### Input material

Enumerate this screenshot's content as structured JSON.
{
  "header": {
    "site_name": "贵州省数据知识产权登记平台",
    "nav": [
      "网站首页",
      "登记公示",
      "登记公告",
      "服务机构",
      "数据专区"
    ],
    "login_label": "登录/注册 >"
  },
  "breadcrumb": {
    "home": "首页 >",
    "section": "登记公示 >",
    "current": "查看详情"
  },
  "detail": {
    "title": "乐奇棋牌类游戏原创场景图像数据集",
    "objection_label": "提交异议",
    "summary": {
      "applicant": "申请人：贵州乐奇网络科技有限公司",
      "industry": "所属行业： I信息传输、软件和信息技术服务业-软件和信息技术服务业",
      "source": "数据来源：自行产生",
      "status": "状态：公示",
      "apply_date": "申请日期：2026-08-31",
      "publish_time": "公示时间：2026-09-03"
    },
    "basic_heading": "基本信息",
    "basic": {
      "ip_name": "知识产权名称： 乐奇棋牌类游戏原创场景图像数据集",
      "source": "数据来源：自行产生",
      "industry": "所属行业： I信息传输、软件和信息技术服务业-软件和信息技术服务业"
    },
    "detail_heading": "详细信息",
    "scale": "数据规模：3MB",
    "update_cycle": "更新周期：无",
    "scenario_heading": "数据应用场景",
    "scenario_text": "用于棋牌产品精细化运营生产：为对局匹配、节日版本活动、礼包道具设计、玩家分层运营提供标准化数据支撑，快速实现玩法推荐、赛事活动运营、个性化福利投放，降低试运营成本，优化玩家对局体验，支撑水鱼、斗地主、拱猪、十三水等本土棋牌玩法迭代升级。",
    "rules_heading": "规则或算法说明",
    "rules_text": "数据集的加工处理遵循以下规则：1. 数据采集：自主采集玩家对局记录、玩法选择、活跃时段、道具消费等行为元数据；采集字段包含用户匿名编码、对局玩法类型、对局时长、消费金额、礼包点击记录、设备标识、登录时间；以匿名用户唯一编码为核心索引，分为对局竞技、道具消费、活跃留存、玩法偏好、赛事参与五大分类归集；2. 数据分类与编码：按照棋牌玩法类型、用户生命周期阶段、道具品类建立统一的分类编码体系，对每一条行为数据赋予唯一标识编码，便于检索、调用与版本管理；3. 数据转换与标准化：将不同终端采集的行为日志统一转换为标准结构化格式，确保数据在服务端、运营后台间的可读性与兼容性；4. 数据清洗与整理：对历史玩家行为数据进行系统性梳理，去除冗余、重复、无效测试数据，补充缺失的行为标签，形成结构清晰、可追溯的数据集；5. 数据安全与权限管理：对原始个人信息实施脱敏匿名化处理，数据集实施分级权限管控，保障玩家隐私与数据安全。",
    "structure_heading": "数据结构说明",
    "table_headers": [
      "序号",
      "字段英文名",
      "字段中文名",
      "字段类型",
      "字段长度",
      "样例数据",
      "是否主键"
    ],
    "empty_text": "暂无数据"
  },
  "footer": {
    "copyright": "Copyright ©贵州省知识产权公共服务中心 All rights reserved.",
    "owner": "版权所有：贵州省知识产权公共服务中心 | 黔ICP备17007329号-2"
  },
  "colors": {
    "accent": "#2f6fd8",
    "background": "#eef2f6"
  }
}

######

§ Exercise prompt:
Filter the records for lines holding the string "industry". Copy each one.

§ Task output:
      "industry": "所属行业： I信息传输、软件和信息技术服务业-软件和信息技术服务业",
      "industry": "所属行业： I信息传输、软件和信息技术服务业-软件和信息技术服务业"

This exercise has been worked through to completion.